Citing the ongoing tension with the Baltimore Office of Promotion & The Arts, Scott said the appointment of Tonya Miller Hall will provide a bridge of stability between City Hall and the arts community. Miller Hall is the lead marketing and program officer for BOPA but will leave that position “effective immediately,” according to a Tuesday news release.
In an interview with The Baltimore Banner, Scott said that he’s long been interested in hiring a dedicated arts liaison — pointing to his transition report, which mentions creating such a position — and that now is the time to do it given BOPA’s ongoing issues.
“Cultural events that the mayor’s office has been putting on, like AFRAM, like Charm City Live, have gone without a hitch and have been extremely, wildly successful,” he said. “Having her [Miller Hall] in my office dedicated to working on these things that are important to the city allows us to make sure that we’re focusing on that in the right way.”

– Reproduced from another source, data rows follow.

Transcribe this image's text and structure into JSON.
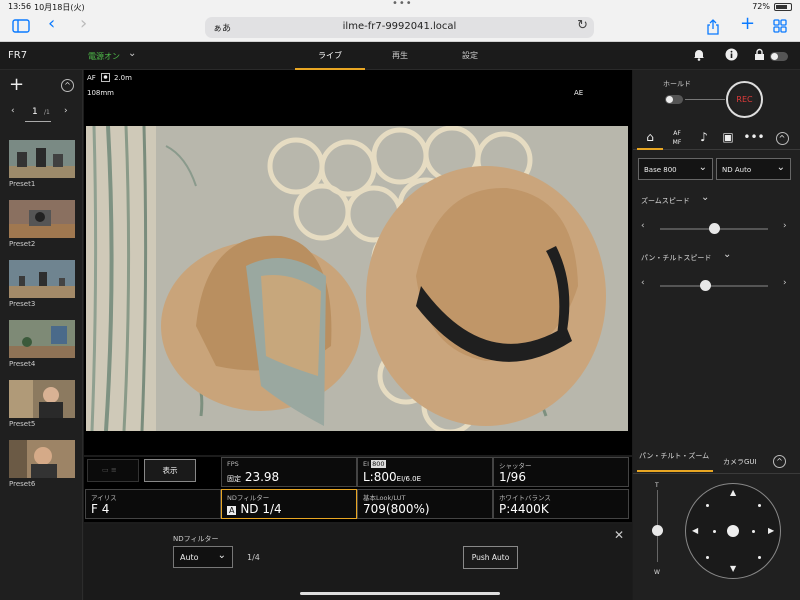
{
  "status": {
    "time": "13:56",
    "date": "10月18日(火)",
    "battery": "72%"
  },
  "browser": {
    "aa": "ぁあ",
    "url": "ilme-fr7-9992041.local"
  },
  "header": {
    "model": "FR7",
    "power": "電源オン",
    "tabs": [
      {
        "label": "ライブ",
        "active": true
      },
      {
        "label": "再生",
        "active": false
      },
      {
        "label": "設定",
        "active": false
      }
    ]
  },
  "presets": {
    "page": "1",
    "total": "/1",
    "items": [
      {
        "label": "Preset1"
      },
      {
        "label": "Preset2"
      },
      {
        "label": "Preset3"
      },
      {
        "label": "Preset4"
      },
      {
        "label": "Preset5"
      },
      {
        "label": "Preset6"
      }
    ]
  },
  "viewer": {
    "af": "AF",
    "distance": "2.0m",
    "focal": "108mm",
    "ae": "AE"
  },
  "info": {
    "display_button": "表示",
    "fps_key": "FPS",
    "fps_prefix": "固定",
    "fps_value": "23.98",
    "ei_key": "EI",
    "ei_badge": "800",
    "ei_value": "L:800",
    "ei_suffix": "EI/6.0E",
    "shutter_key": "シャッター",
    "shutter_value": "1/96",
    "iris_key": "アイリス",
    "iris_value": "F 4",
    "nd_key": "NDフィルター",
    "nd_badge": "A",
    "nd_value": "ND 1/4",
    "lut_key": "基本Look/LUT",
    "lut_value": "709(800%)",
    "wb_key": "ホワイトバランス",
    "wb_value": "P:4400K"
  },
  "nd_panel": {
    "label": "NDフィルター",
    "mode": "Auto",
    "value": "1/4",
    "push_auto": "Push Auto"
  },
  "right": {
    "hold": "ホールド",
    "rec": "REC",
    "base": "Base 800",
    "nd_mode": "ND Auto",
    "zoom_speed": "ズームスピード",
    "pan_tilt_speed": "パン・チルトスピード",
    "section_tab1": "パン・チルト・ズーム",
    "section_tab2": "カメラGUI",
    "zoom_t": "T",
    "zoom_w": "W",
    "zoom_speed_level": 0.5,
    "pan_tilt_speed_level": 0.42
  }
}
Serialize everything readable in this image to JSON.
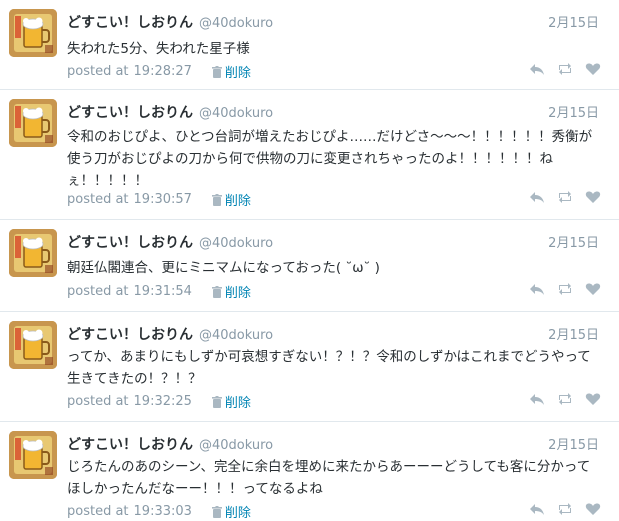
{
  "tweets": [
    {
      "name": "どすこい！しおりん",
      "handle": "@40dokuro",
      "date": "2月15日",
      "text": "失われた5分、失われた星子様",
      "posted_label": "posted at",
      "time": "19:28:27",
      "delete_label": "削除"
    },
    {
      "name": "どすこい！しおりん",
      "handle": "@40dokuro",
      "date": "2月15日",
      "text": "令和のおじぴよ、ひとつ台詞が増えたおじぴよ……だけどさ〜〜〜！！！！！！秀衡が使う刀がおじぴよの刀から何で供物の刀に変更されちゃったのよ！！！！！！ねぇ！！！！！",
      "posted_label": "posted at",
      "time": "19:30:57",
      "delete_label": "削除"
    },
    {
      "name": "どすこい！しおりん",
      "handle": "@40dokuro",
      "date": "2月15日",
      "text": "朝廷仏閣連合、更にミニマムになっておった( ˘ω˘ )",
      "posted_label": "posted at",
      "time": "19:31:54",
      "delete_label": "削除"
    },
    {
      "name": "どすこい！しおりん",
      "handle": "@40dokuro",
      "date": "2月15日",
      "text": "ってか、あまりにもしずか可哀想すぎない！？！？令和のしずかはこれまでどうやって生きてきたの！？！？",
      "posted_label": "posted at",
      "time": "19:32:25",
      "delete_label": "削除"
    },
    {
      "name": "どすこい！しおりん",
      "handle": "@40dokuro",
      "date": "2月15日",
      "text": "じろたんのあのシーン、完全に余白を埋めに来たからあーーーどうしても客に分かってほしかったんだなーー！！！ってなるよね",
      "posted_label": "posted at",
      "time": "19:33:03",
      "delete_label": "削除"
    }
  ],
  "icons": {
    "trash": "trash-icon",
    "reply": "reply-icon",
    "retweet": "retweet-icon",
    "favorite": "heart-icon"
  },
  "colors": {
    "link": "#0084b4",
    "muted": "#8899a6",
    "text": "#292f33",
    "divider": "#e1e8ed"
  }
}
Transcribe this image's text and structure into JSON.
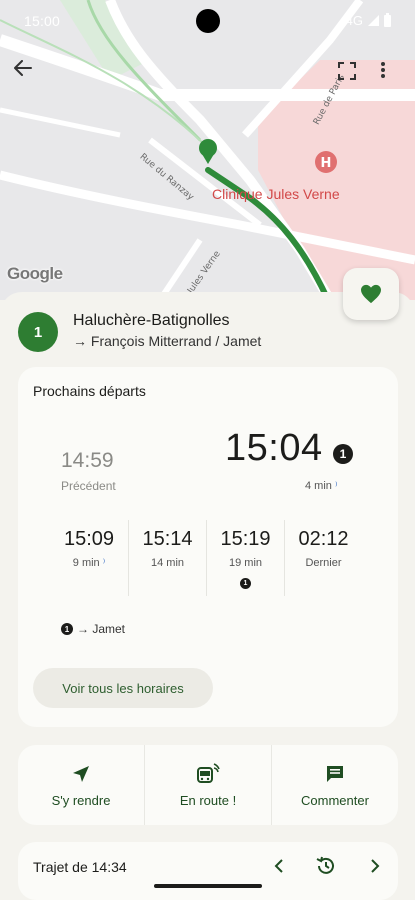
{
  "status": {
    "time": "15:00",
    "network": "4G"
  },
  "map": {
    "clinic_label": "Clinique Jules Verne",
    "clinic_marker": "H",
    "streets": [
      "Rue du Ranzay",
      "Rue de Paris",
      "Jules Verne"
    ],
    "attribution": "Google",
    "route_color": "#2e8b3a"
  },
  "line": {
    "number": "1",
    "name": "Haluchère-Batignolles",
    "direction": "→ François Mitterrand / Jamet",
    "color": "#2e7d32"
  },
  "departures": {
    "title": "Prochains départs",
    "previous": {
      "time": "14:59",
      "label": "Précédent"
    },
    "next": {
      "time": "15:04",
      "badge": "1",
      "minutes": "4 min"
    },
    "upcoming": [
      {
        "time": "15:09",
        "sub": "9 min",
        "realtime": true,
        "badge": false
      },
      {
        "time": "15:14",
        "sub": "14 min",
        "realtime": false,
        "badge": false
      },
      {
        "time": "15:19",
        "sub": "19 min",
        "realtime": false,
        "badge": true
      },
      {
        "time": "02:12",
        "sub": "Dernier",
        "realtime": false,
        "badge": false
      }
    ],
    "destination_badge": "1",
    "destination": "→ Jamet",
    "see_all_label": "Voir tous les horaires"
  },
  "actions": [
    {
      "label": "S'y rendre",
      "icon": "navigation-arrow-icon"
    },
    {
      "label": "En route !",
      "icon": "bus-realtime-icon"
    },
    {
      "label": "Commenter",
      "icon": "comment-icon"
    }
  ],
  "trip": {
    "label": "Trajet de 14:34"
  },
  "colors": {
    "accent": "#2e7d32",
    "background": "#f4f3ee",
    "card": "#fbfbf8",
    "realtime": "#3a6fc4",
    "clinic": "#d24848"
  }
}
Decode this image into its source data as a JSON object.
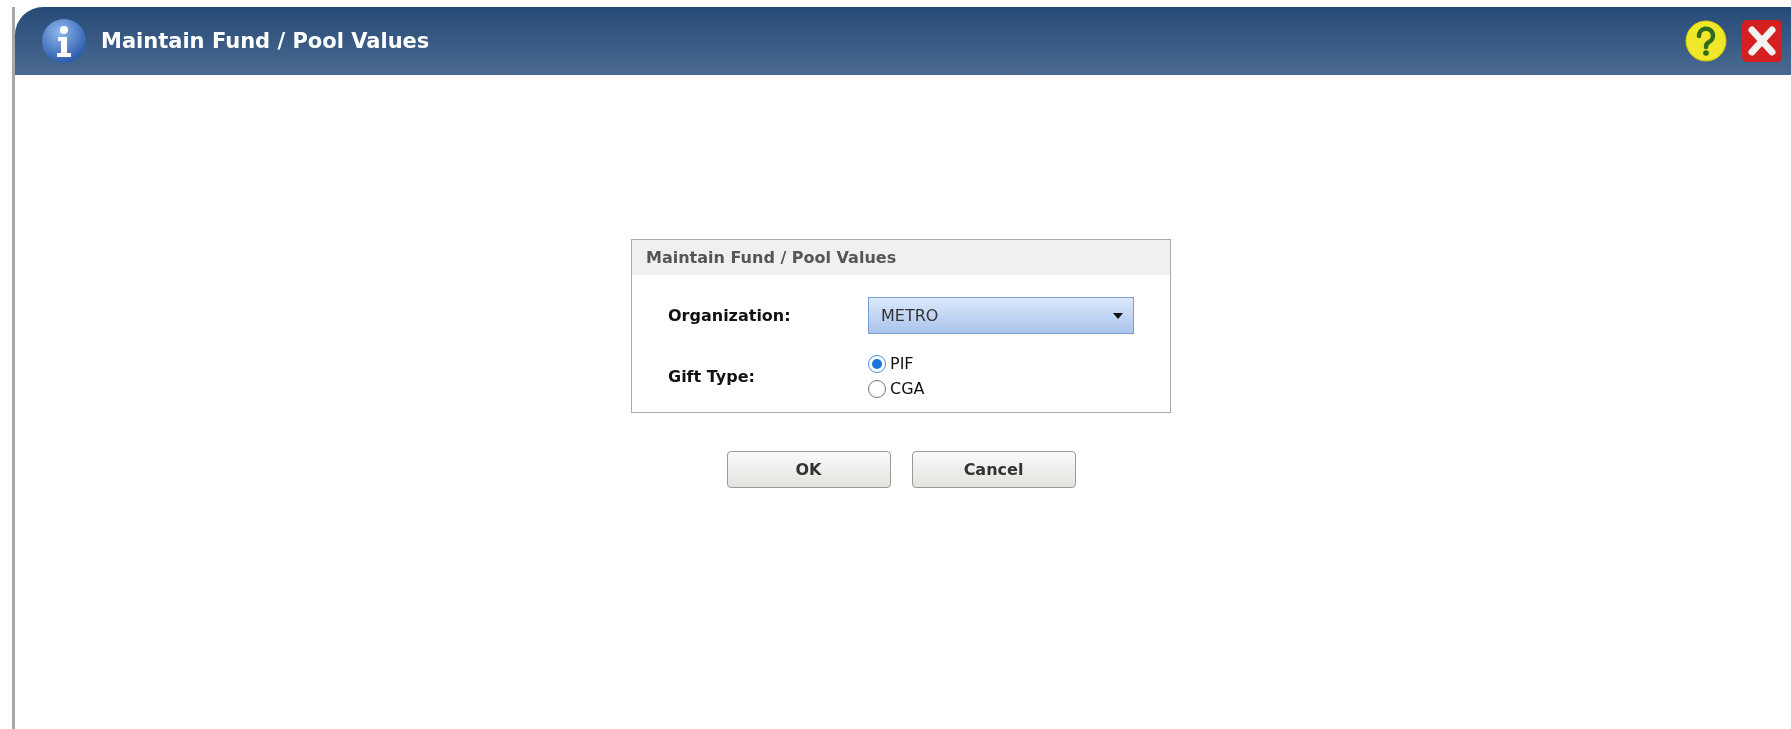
{
  "window": {
    "title": "Maintain Fund / Pool Values"
  },
  "panel": {
    "title": "Maintain Fund / Pool Values",
    "organization": {
      "label": "Organization:",
      "value": "METRO"
    },
    "gift_type": {
      "label": "Gift Type:",
      "options": [
        {
          "label": "PIF",
          "selected": true
        },
        {
          "label": "CGA",
          "selected": false
        }
      ]
    }
  },
  "buttons": [
    "OK",
    "Cancel"
  ]
}
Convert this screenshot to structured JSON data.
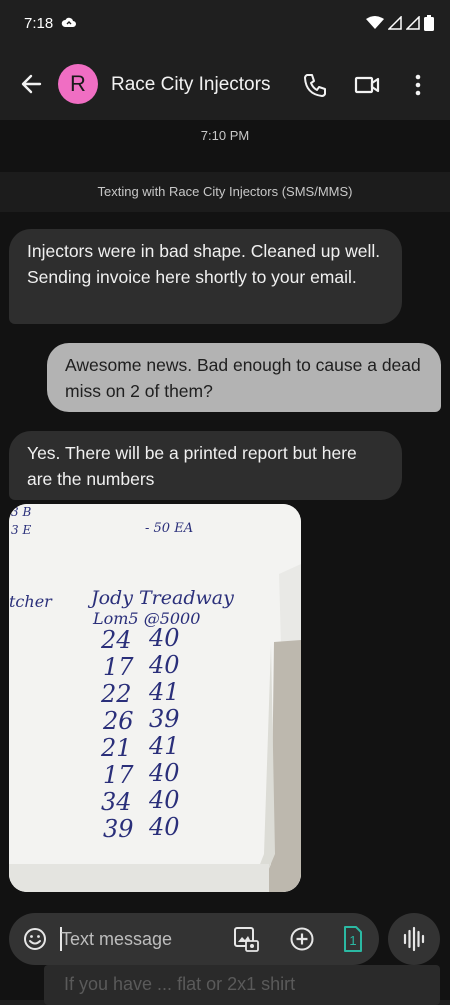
{
  "status_bar": {
    "time": "7:18",
    "icons": [
      "cloud-icon",
      "wifi-icon",
      "signal-icon",
      "signal-icon",
      "battery-icon"
    ]
  },
  "app_bar": {
    "avatar_letter": "R",
    "contact_name": "Race City Injectors",
    "avatar_color": "#f06ec3"
  },
  "conversation": {
    "timestamp": "7:10 PM",
    "info": "Texting with Race City Injectors (SMS/MMS)",
    "messages": [
      {
        "direction": "incoming",
        "text": "Injectors were in bad shape. Cleaned up well. Sending invoice here shortly to your email."
      },
      {
        "direction": "outgoing",
        "text": "Awesome news. Bad enough to cause a dead miss on 2 of them?"
      },
      {
        "direction": "incoming",
        "text": "Yes. There will be a printed report but here are the numbers"
      }
    ],
    "photo": {
      "corner_top": [
        "3 B",
        "3 E"
      ],
      "corner_right": "- 50 EA",
      "side_text": "tcher",
      "header_name": "Jody Treadway",
      "header_sub": "Lom5 @5000",
      "rows": [
        [
          "24",
          "40"
        ],
        [
          "17",
          "40"
        ],
        [
          "22",
          "41"
        ],
        [
          "26",
          "39"
        ],
        [
          "21",
          "41"
        ],
        [
          "17",
          "40"
        ],
        [
          "34",
          "40"
        ],
        [
          "39",
          "40"
        ]
      ]
    }
  },
  "compose": {
    "placeholder": "Text message",
    "sim_label": "1",
    "peek_text": "If you have ... flat or 2x1 shirt"
  },
  "colors": {
    "background": "#121212",
    "incoming_bubble": "#2e2e2e",
    "outgoing_bubble": "#b3b3b3",
    "accent": "#2bb9a3"
  }
}
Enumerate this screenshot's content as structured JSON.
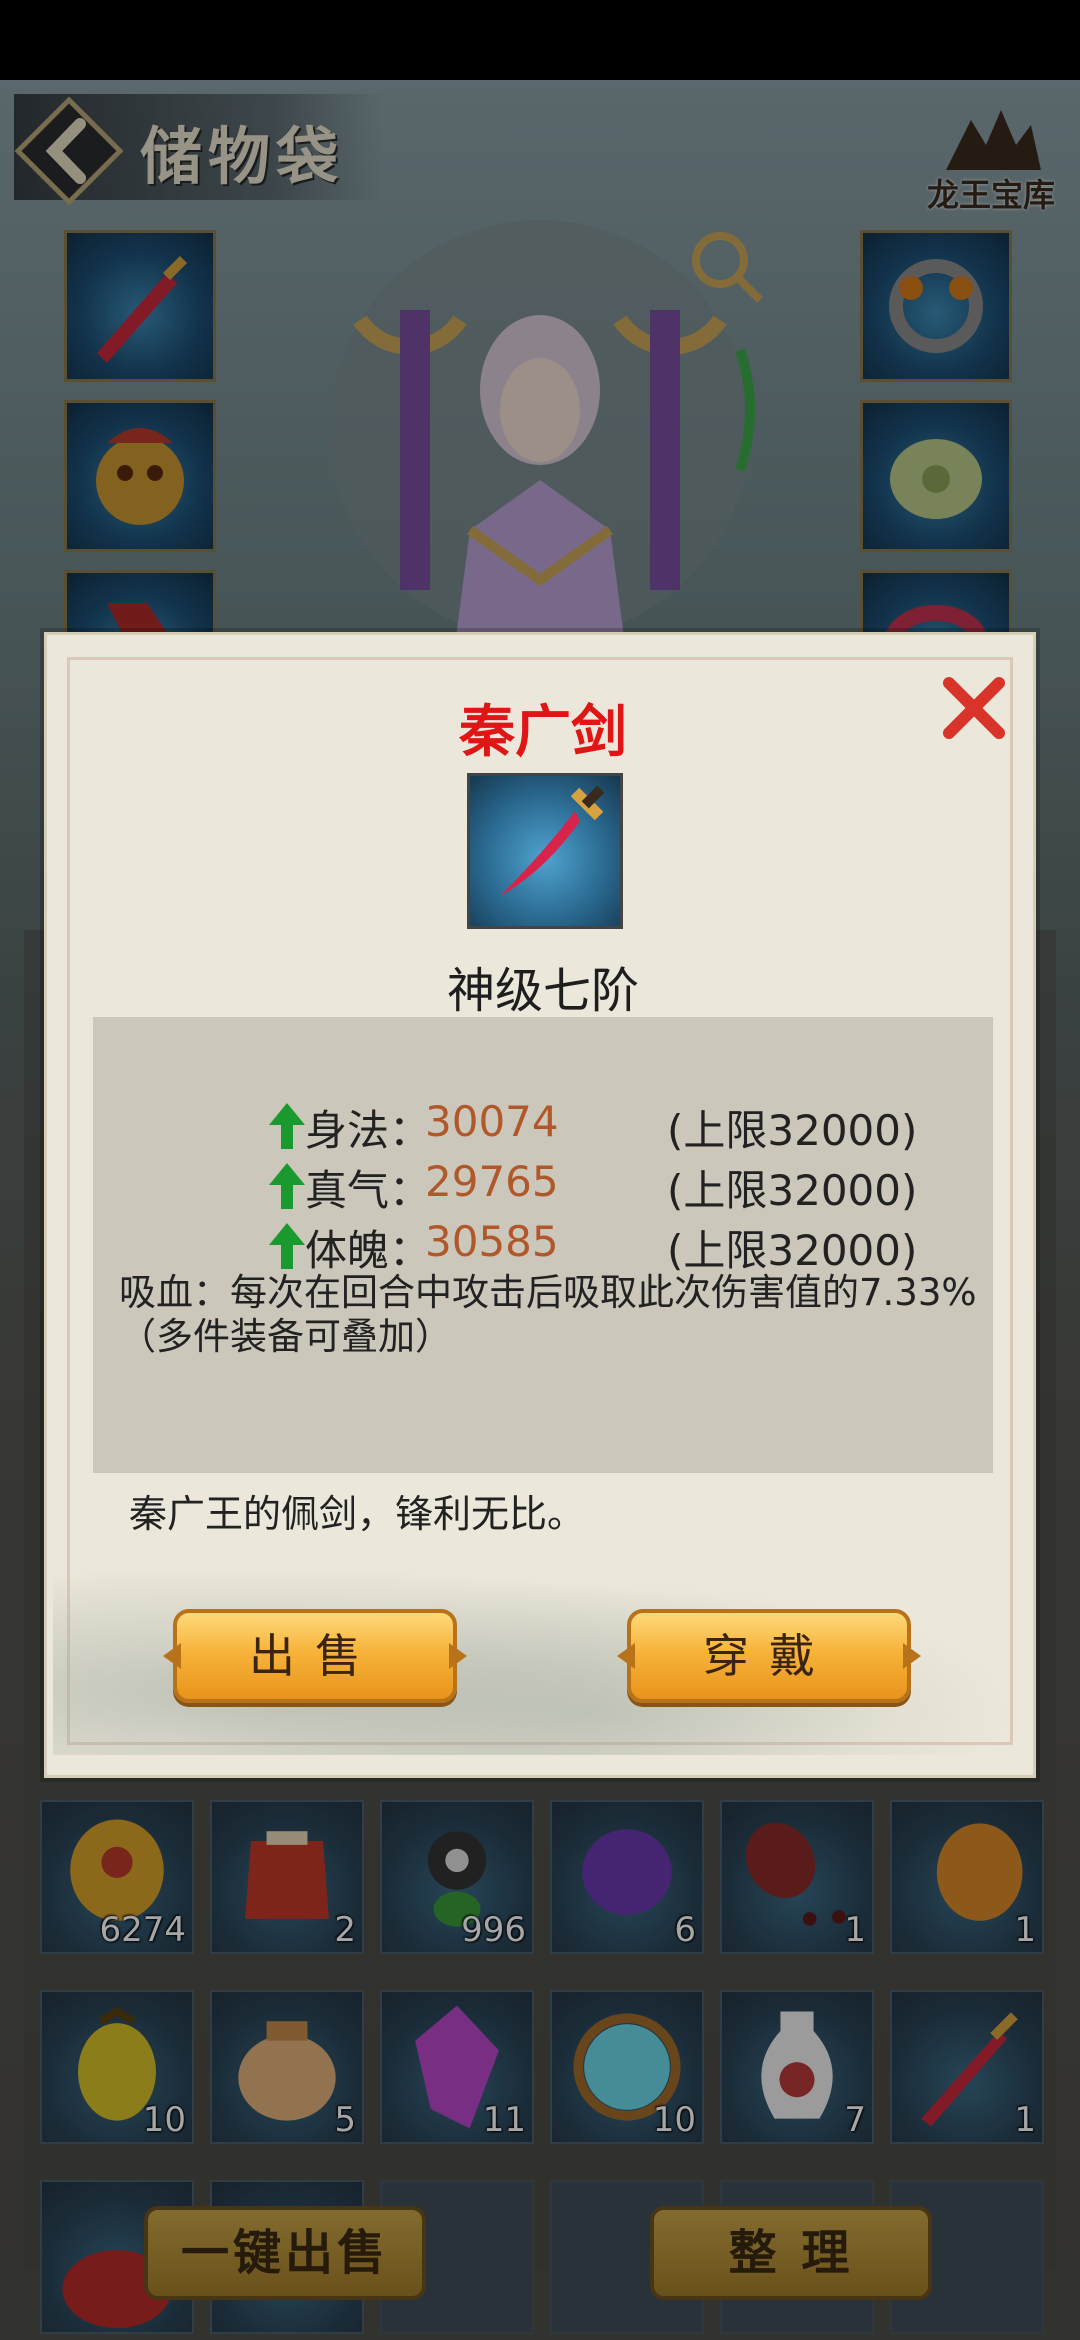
{
  "header": {
    "title": "储物袋",
    "logo_text": "龙王宝库"
  },
  "equipment": {
    "left": [
      "sword-icon",
      "demon-helmet-icon",
      "boots-icon"
    ],
    "right": [
      "ring-icon",
      "jade-pendant-icon",
      "bracelet-icon"
    ]
  },
  "inventory": {
    "row1": [
      {
        "icon": "golden-egg-icon",
        "count": "6274"
      },
      {
        "icon": "red-pouch-icon",
        "count": "2"
      },
      {
        "icon": "yin-yang-gourd-icon",
        "count": "996"
      },
      {
        "icon": "purple-fruit-icon",
        "count": "6"
      },
      {
        "icon": "red-vase-icon",
        "count": "1"
      },
      {
        "icon": "orange-gourd-icon",
        "count": "1"
      }
    ],
    "row2": [
      {
        "icon": "yellow-fruit-icon",
        "count": "10"
      },
      {
        "icon": "treasure-bag-icon",
        "count": "5"
      },
      {
        "icon": "purple-crystal-icon",
        "count": "11"
      },
      {
        "icon": "dragon-orb-icon",
        "count": "10"
      },
      {
        "icon": "porcelain-vase-icon",
        "count": "7"
      },
      {
        "icon": "sword-icon",
        "count": "1"
      }
    ],
    "row3": [
      {
        "icon": "red-meat-icon",
        "count": ""
      },
      {
        "icon": "gold-flower-icon",
        "count": ""
      }
    ]
  },
  "bottom_buttons": {
    "sell_all": "一键出售",
    "sort": "整 理"
  },
  "dialog": {
    "item_name": "秦广剑",
    "grade": "神级七阶",
    "stats": [
      {
        "name": "身法：",
        "value": "30074",
        "cap": "(上限32000)"
      },
      {
        "name": "真气：",
        "value": "29765",
        "cap": "(上限32000)"
      },
      {
        "name": "体魄：",
        "value": "30585",
        "cap": "(上限32000)"
      }
    ],
    "effect_line1": "吸血：每次在回合中攻击后吸取此次伤害值的7.33%",
    "effect_line2": "（多件装备可叠加）",
    "description": "秦广王的佩剑，锋利无比。",
    "sell_label": "出售",
    "equip_label": "穿戴"
  },
  "colors": {
    "item_name": "#e01616",
    "stat_value": "#b0582a",
    "arrow": "#1a9a2e",
    "button_gold": "#f7b33a"
  }
}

The move comes as Scott continues to pressure BOPA’s board to remove the organization’s CEO, Donna Drew Sawyer, who remains in the role despite the mayor’s request. In a late-night email blast Friday, Scott said the board had until Jan. 15 to remove Sawyer or BOPA would not receive city funding in fiscal year 2024.
The back-and-forth began last week when BOPA announced it would not be holding its annual Martin Luther King Jr. Day parade. Scott said Sunday a parade would be held, and it would be staged by the mayor’s office.
Miller Hall has served as BOPA’s chief marketing and programs officer since August 2021. She is a known entity in City Hall, having previously served as the executive director of Charm TV, the city’s video production arm, under former mayors Catherine Pugh and Bernard C. “Jack” Young. Before moving to Baltimore, she worked in New York City in marketing and events firms with a focus on the fashion industry.
Representatives from BOPA and its board did not respond to multiple requests for comment.
This article has been updated.
Baltimore Banner reporter Brenda Wintrode contributed to this report.